* Exercise *
Please set down the listing exactly, from the first line to the last.

* Data for analysis *

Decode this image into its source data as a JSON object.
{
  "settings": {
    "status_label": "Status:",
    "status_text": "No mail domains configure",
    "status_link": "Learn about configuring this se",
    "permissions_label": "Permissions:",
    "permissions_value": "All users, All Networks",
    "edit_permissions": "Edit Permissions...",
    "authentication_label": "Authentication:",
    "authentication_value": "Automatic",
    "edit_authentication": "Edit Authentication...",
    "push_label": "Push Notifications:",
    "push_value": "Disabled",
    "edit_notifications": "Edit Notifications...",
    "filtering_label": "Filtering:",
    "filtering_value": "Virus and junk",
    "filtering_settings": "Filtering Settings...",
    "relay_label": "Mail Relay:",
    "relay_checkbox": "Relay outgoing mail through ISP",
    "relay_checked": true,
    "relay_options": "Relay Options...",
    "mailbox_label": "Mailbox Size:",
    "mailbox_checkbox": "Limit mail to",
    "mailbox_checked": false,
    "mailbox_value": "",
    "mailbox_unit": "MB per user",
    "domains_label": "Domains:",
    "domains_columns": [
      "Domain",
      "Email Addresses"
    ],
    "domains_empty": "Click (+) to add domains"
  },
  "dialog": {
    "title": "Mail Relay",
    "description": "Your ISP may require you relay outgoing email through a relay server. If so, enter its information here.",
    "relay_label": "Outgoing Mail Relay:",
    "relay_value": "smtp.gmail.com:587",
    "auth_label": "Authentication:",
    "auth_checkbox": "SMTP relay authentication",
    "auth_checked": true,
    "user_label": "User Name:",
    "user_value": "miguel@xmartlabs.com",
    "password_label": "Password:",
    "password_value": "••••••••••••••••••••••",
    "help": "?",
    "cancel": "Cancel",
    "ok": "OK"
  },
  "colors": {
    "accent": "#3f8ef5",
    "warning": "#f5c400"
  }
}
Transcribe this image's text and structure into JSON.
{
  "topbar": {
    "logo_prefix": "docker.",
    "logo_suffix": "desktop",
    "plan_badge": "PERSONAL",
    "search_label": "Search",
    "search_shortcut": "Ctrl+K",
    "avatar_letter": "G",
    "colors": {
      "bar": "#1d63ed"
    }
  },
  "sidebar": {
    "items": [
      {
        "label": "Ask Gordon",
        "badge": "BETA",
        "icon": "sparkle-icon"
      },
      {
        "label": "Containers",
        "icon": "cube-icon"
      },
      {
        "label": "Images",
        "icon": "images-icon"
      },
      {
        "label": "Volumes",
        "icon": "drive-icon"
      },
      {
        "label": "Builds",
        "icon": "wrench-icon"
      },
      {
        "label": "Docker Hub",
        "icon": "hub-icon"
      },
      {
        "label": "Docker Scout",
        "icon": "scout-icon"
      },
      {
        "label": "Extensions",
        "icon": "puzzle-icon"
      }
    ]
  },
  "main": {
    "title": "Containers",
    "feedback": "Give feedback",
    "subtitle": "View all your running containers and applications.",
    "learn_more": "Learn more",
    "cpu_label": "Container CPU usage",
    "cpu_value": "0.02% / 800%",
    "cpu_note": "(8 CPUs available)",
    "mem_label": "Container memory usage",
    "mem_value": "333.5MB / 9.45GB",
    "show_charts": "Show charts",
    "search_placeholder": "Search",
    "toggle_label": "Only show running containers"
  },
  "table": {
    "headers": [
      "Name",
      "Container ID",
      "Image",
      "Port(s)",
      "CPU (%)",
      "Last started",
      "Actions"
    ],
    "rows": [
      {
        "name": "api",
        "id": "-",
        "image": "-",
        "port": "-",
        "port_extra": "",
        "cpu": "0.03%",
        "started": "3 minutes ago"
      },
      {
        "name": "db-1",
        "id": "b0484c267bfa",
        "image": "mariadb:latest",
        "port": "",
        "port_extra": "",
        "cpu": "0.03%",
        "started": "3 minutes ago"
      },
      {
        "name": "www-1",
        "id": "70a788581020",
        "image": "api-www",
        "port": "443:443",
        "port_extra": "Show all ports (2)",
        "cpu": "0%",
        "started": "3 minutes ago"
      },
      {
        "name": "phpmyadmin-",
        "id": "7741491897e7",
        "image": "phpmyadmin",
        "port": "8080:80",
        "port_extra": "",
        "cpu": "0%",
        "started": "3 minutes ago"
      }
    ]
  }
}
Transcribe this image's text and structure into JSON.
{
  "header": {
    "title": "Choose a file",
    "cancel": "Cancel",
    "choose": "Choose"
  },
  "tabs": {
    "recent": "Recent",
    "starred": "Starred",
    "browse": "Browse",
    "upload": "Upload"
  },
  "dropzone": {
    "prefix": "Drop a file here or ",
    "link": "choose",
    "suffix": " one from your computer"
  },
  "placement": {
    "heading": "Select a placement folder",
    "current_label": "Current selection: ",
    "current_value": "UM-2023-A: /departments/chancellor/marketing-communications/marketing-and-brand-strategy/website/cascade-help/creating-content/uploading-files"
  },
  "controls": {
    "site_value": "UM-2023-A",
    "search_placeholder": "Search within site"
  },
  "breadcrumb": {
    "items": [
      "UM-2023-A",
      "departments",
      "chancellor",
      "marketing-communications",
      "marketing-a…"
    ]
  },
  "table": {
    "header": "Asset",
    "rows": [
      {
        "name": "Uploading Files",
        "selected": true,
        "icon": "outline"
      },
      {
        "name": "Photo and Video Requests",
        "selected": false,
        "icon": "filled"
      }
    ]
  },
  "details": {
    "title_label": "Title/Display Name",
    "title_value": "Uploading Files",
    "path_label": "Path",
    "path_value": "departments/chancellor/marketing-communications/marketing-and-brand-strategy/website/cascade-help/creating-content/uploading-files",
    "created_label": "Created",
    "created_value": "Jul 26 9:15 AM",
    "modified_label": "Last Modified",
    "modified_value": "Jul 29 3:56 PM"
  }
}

* Answer section *
Decode this image into its source data as a JSON object.
{
  "settings": {
    "status_label": "Status:",
    "status_text": "No mail domains configure",
    "status_link": "Learn about configuring this se",
    "permissions_label": "Permissions:",
    "permissions_value": "All users, All Networks",
    "edit_permissions": "Edit Permissions...",
    "authentication_label": "Authentication:",
    "authentication_value": "Automatic",
    "edit_authentication": "Edit Authentication...",
    "push_label": "Push Notifications:",
    "push_value": "Disabled",
    "edit_notifications": "Edit Notifications...",
    "filtering_label": "Filtering:",
    "filtering_value": "Virus and junk",
    "filtering_settings": "Filtering Settings...",
    "relay_label": "Mail Relay:",
    "relay_checkbox": "Relay outgoing mail through ISP",
    "relay_checked": true,
    "relay_options": "Relay Options...",
    "mailbox_label": "Mailbox Size:",
    "mailbox_checkbox": "Limit mail to",
    "mailbox_checked": false,
    "mailbox_value": "",
    "mailbox_unit": "MB per user",
    "domains_label": "Domains:",
    "domains_columns": [
      "Domain",
      "Email Addresses"
    ],
    "domains_empty": "Click (+) to add domains"
  },
  "dialog": {
    "title": "Mail Relay",
    "description": "Your ISP may require you relay outgoing email through a relay server. If so, enter its information here.",
    "relay_label": "Outgoing Mail Relay:",
    "relay_value": "smtp.gmail.com:587",
    "auth_label": "Authentication:",
    "auth_checkbox": "SMTP relay authentication",
    "auth_checked": true,
    "user_label": "User Name:",
    "user_value": "miguel@xmartlabs.com",
    "password_label": "Password:",
    "password_value": "••••••••••••••••••••••",
    "help": "?",
    "cancel": "Cancel",
    "ok": "OK"
  },
  "colors": {
    "accent": "#3f8ef5",
    "warning": "#f5c400"
  }
}
Transcribe this image's text and structure into JSON.
{
  "topbar": {
    "logo_prefix": "docker.",
    "logo_suffix": "desktop",
    "plan_badge": "PERSONAL",
    "search_label": "Search",
    "search_shortcut": "Ctrl+K",
    "avatar_letter": "G",
    "colors": {
      "bar": "#1d63ed"
    }
  },
  "sidebar": {
    "items": [
      {
        "label": "Ask Gordon",
        "badge": "BETA",
        "icon": "sparkle-icon"
      },
      {
        "label": "Containers",
        "icon": "cube-icon"
      },
      {
        "label": "Images",
        "icon": "images-icon"
      },
      {
        "label": "Volumes",
        "icon": "drive-icon"
      },
      {
        "label": "Builds",
        "icon": "wrench-icon"
      },
      {
        "label": "Docker Hub",
        "icon": "hub-icon"
      },
      {
        "label": "Docker Scout",
        "icon": "scout-icon"
      },
      {
        "label": "Extensions",
        "icon": "puzzle-icon"
      }
    ]
  },
  "main": {
    "title": "Containers",
    "feedback": "Give feedback",
    "subtitle": "View all your running containers and applications.",
    "learn_more": "Learn more",
    "cpu_label": "Container CPU usage",
    "cpu_value": "0.02% / 800%",
    "cpu_note": "(8 CPUs available)",
    "mem_label": "Container memory usage",
    "mem_value": "333.5MB / 9.45GB",
    "show_charts": "Show charts",
    "search_placeholder": "Search",
    "toggle_label": "Only show running containers"
  },
  "table": {
    "headers": [
      "Name",
      "Container ID",
      "Image",
      "Port(s)",
      "CPU (%)",
      "Last started",
      "Actions"
    ],
    "rows": [
      {
        "name": "api",
        "id": "-",
        "image": "-",
        "port": "-",
        "port_extra": "",
        "cpu": "0.03%",
        "started": "3 minutes ago"
      },
      {
        "name": "db-1",
        "id": "b0484c267bfa",
        "image": "mariadb:latest",
        "port": "",
        "port_extra": "",
        "cpu": "0.03%",
        "started": "3 minutes ago"
      },
      {
        "name": "www-1",
        "id": "70a788581020",
        "image": "api-www",
        "port": "443:443",
        "port_extra": "Show all ports (2)",
        "cpu": "0%",
        "started": "3 minutes ago"
      },
      {
        "name": "phpmyadmin-",
        "id": "7741491897e7",
        "image": "phpmyadmin",
        "port": "8080:80",
        "port_extra": "",
        "cpu": "0%",
        "started": "3 minutes ago"
      }
    ]
  }
}
Transcribe this image's text and structure into JSON.
{
  "header": {
    "title": "Choose a file",
    "cancel": "Cancel",
    "choose": "Choose"
  },
  "tabs": {
    "recent": "Recent",
    "starred": "Starred",
    "browse": "Browse",
    "upload": "Upload"
  },
  "dropzone": {
    "prefix": "Drop a file here or ",
    "link": "choose",
    "suffix": " one from your computer"
  },
  "placement": {
    "heading": "Select a placement folder",
    "current_label": "Current selection: ",
    "current_value": "UM-2023-A: /departments/chancellor/marketing-communications/marketing-and-brand-strategy/website/cascade-help/creating-content/uploading-files"
  },
  "controls": {
    "site_value": "UM-2023-A",
    "search_placeholder": "Search within site"
  },
  "breadcrumb": {
    "items": [
      "UM-2023-A",
      "departments",
      "chancellor",
      "marketing-communications",
      "marketing-a…"
    ]
  },
  "table": {
    "header": "Asset",
    "rows": [
      {
        "name": "Uploading Files",
        "selected": true,
        "icon": "outline"
      },
      {
        "name": "Photo and Video Requests",
        "selected": false,
        "icon": "filled"
      }
    ]
  },
  "details": {
    "title_label": "Title/Display Name",
    "title_value": "Uploading Files",
    "path_label": "Path",
    "path_value": "departments/chancellor/marketing-communications/marketing-and-brand-strategy/website/cascade-help/creating-content/uploading-files",
    "created_label": "Created",
    "created_value": "Jul 26 9:15 AM",
    "modified_label": "Last Modified",
    "modified_value": "Jul 29 3:56 PM"
  }
}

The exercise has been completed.